┌─ Entries provided
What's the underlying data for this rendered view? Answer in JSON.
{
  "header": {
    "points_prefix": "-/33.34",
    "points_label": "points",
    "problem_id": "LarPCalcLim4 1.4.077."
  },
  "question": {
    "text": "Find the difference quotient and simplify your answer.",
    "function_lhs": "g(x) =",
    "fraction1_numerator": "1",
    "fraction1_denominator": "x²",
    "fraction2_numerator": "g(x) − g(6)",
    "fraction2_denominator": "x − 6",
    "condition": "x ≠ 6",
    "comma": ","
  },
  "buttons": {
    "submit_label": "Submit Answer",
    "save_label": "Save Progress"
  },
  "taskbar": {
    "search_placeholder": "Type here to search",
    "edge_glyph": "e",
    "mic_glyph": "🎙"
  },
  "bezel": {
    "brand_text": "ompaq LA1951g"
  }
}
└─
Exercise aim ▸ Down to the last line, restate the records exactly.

Answer area ▸
What's the underlying data for this rendered view? Answer in JSON.
{
  "header": {
    "points_prefix": "-/33.34",
    "points_label": "points",
    "problem_id": "LarPCalcLim4 1.4.077."
  },
  "question": {
    "text": "Find the difference quotient and simplify your answer.",
    "function_lhs": "g(x) =",
    "fraction1_numerator": "1",
    "fraction1_denominator": "x²",
    "fraction2_numerator": "g(x) − g(6)",
    "fraction2_denominator": "x − 6",
    "condition": "x ≠ 6",
    "comma": ","
  },
  "buttons": {
    "submit_label": "Submit Answer",
    "save_label": "Save Progress"
  },
  "taskbar": {
    "search_placeholder": "Type here to search",
    "edge_glyph": "e",
    "mic_glyph": "🎙"
  },
  "bezel": {
    "brand_text": "ompaq LA1951g"
  }
}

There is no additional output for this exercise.